On the two-best-scores-count system, Robyn Choi fired a 73, Hannah Green a 74 and Karis Davidson a 75 to leave Australia at a combined three over par after round one at the Mayakoba course on the Caribbean coast.
It left the reigning champs 10 shots behind surprise leader Switzerland which banked rounds of 68 and 69, respectively, by sisters Morgane and Kim Metraux, to lead by one from favourite Korea, which played the nearby Iberostar course.
Australia was tied 11th and will need a bold move tomorrow to keep pace with the Koreans who will switch to play the statistically easier Mayakoba course.
Choi, of Royal Pines on the Gold Coast, was the most impressive of the Australian team, playing consistent golf throughout her round.
“I birdied the first but gave it back on the second with a bogey, but from then on didn’t do a lot either way,” Choi said after her one-over-par round.
“It was pretty boring, actually. I was just trying to hit greens and focus on course management – I was surprised to see I had the leading score for us.”
Australian team manager Matt Cutler said the understated Choi, 21st on the individual standings, continued to impress on the international stage and would improve again as her confidence grew.
“She did a really good job. She was in the top 10 for most of the day and very solid and that was great because conditions weren’t easy,” Cutler said.
He said the team’s performance had no massive highlights, but just lacked the spark needed to push through the tournament’s record field.
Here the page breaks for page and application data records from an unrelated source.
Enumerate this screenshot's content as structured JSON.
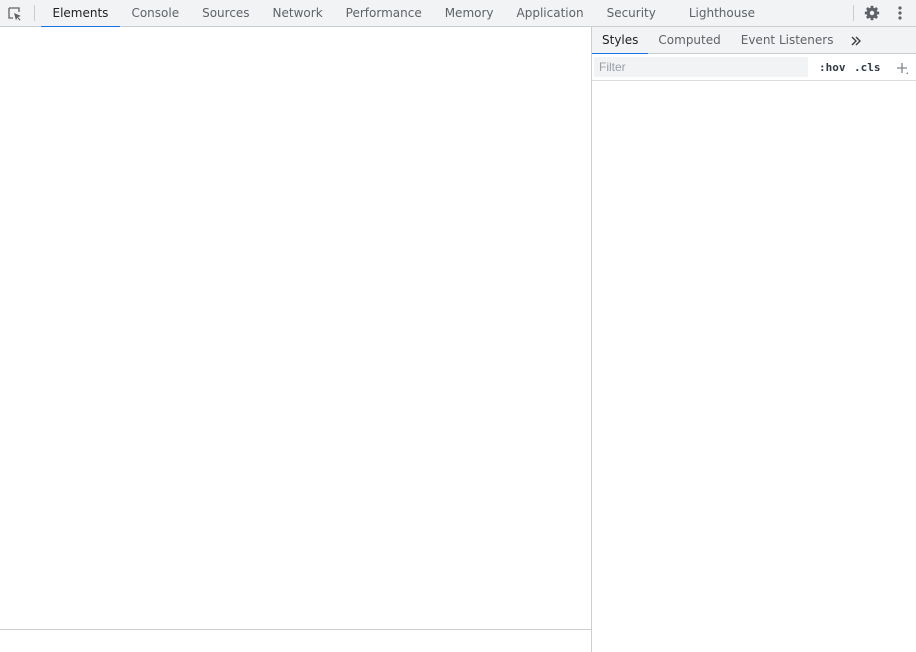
{
  "toolbar": {
    "tabs": [
      {
        "label": "Elements",
        "active": true
      },
      {
        "label": "Console"
      },
      {
        "label": "Sources"
      },
      {
        "label": "Network"
      },
      {
        "label": "Performance"
      },
      {
        "label": "Memory"
      },
      {
        "label": "Application"
      },
      {
        "label": "Security"
      },
      {
        "label": "Lighthouse"
      }
    ],
    "icons": {
      "inspect": "inspect-element-icon",
      "settings": "gear-icon",
      "more": "kebab-menu-icon"
    }
  },
  "sidebar": {
    "tabs": [
      {
        "label": "Styles",
        "active": true
      },
      {
        "label": "Computed"
      },
      {
        "label": "Event Listeners"
      }
    ],
    "overflow_icon": "double-chevron-right-icon",
    "filter": {
      "placeholder": "Filter",
      "value": ""
    },
    "hov_label": ":hov",
    "cls_label": ".cls",
    "new_rule_icon": "plus-icon"
  },
  "colors": {
    "toolbar_bg": "#f1f3f4",
    "border": "#cacdd1",
    "active_tab_indicator": "#1a73e8",
    "tab_text": "#5f6368",
    "active_tab_text": "#202124"
  }
}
“There was nothing horrific, it was just a little ‘leaky’ today,” Cutler said.
“Hannah and Karis just left a lot of shots out there, particularly with the putter.
“Hannah was one under through nine, but doubled the tough par-three 10th and couldn’t get it going again with a couple of three-putts late that were costly.
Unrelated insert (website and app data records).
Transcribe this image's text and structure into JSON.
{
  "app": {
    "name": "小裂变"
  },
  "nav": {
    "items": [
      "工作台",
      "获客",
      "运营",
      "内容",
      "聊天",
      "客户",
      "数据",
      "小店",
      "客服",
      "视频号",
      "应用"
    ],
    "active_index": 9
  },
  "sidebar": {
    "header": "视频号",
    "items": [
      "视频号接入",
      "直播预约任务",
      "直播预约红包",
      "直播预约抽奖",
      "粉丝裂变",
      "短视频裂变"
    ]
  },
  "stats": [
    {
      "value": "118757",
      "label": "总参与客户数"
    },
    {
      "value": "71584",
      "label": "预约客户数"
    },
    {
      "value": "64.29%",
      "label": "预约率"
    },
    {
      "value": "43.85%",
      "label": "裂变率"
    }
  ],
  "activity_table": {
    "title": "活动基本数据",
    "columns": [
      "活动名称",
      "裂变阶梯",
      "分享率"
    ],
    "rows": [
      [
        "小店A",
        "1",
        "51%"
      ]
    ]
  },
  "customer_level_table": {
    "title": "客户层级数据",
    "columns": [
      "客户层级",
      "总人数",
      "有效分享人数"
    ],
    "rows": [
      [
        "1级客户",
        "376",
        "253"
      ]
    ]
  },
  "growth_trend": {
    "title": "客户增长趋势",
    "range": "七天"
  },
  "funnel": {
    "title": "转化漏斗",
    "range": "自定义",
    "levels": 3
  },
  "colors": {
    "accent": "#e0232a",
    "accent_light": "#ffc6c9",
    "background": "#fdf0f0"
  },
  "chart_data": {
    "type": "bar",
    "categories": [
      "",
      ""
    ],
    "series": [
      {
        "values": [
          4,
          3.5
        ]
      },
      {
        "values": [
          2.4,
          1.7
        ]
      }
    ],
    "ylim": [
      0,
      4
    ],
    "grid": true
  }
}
“Karis struck the ball pretty well, especially early, but probably had three or four missed opportunities because she misjudged her clubbing in the breeze and then couldn’t make up for it on the greens, either.”
“But the fact we’re still in it at three over shows you how tough it was and given how many shots we left out there, hopefully we can push through a bit tomorrow.”
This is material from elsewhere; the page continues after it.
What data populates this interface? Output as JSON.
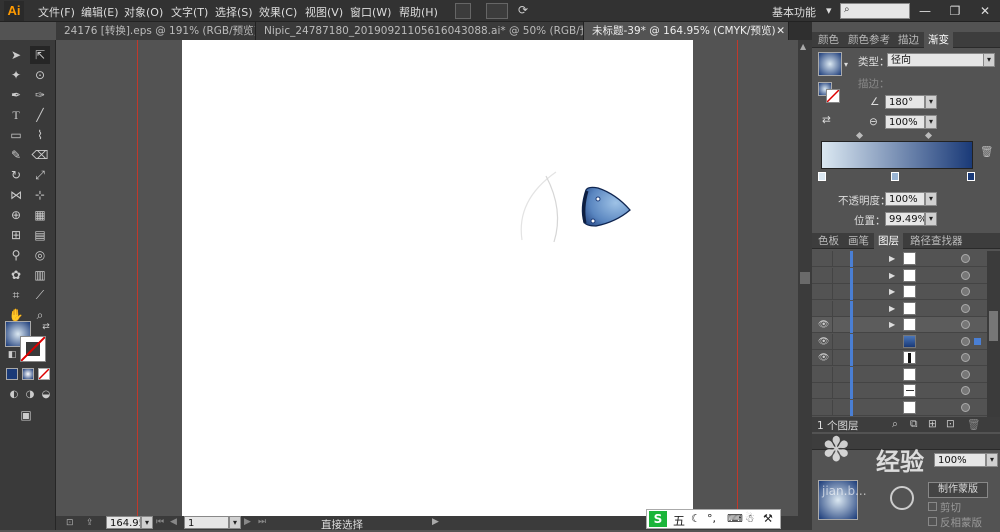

Choi said the team had discussed plans to “work back into the tournament” tomorrow.
“We were just saying that if we can get back to even par after the second round, we shouldn’t be too far out of things,” she said.
But the day belonged to the Swiss team, led by the sisters Metraux who both attend Florida State University in the United States.
“I actually had a bad nine to start with a double bogey but I made a 90-foot putt for an eagle on the fifth hole, my 14th,” Morgane,19, said. “I just focused and the score just came.
Older sister Kim, 21, posted four birdies and a bogey for her 3-under 69 and was visibly proud of the team’s accomplishment – the equal lowest first-round total in the tournament’s 52-year history.
“It’s always good to see your country’s name,” Kim said. “It’s always good at the top of the leaderboard.”
The Republic of Korea, which won the Espirito Santo Trophy in 2010 and 2012 and previously in 1996, posted a 6-under 138 on 68 from Hyun Kyung Park and a 70 from Hye Jin Choi, who was the low amateur at the 2016 US Women’s Open.
“I didn’t expect to be tied for the lead on the individual leaderboard, but I am very happy,” said the 16-year-old Park. “I am really willing to make history and win the championship as Korea did in 2010 and 2012 because those players have had great success on the LPGA Tour and I want to follow in their footsteps so that other juniors can look up to me the same way I look up to them.”
In third position at 142, five strokes behind Switzerland was Japan. Nasa Hatoaka and Hina Arakaki both shot 1-under 71.
The People’s Republic of China was fourth at 1-under 143, followed by host Mexico in fifth at even-par 144. Thailand was sixth at 145. Tied for seventh at 146 were Austria, Chinese Taipei, Ireland and USA. Australia, Ecuador, England, Italy, New Zealand, Norway and Puerto Rico were tied for 11th at 147.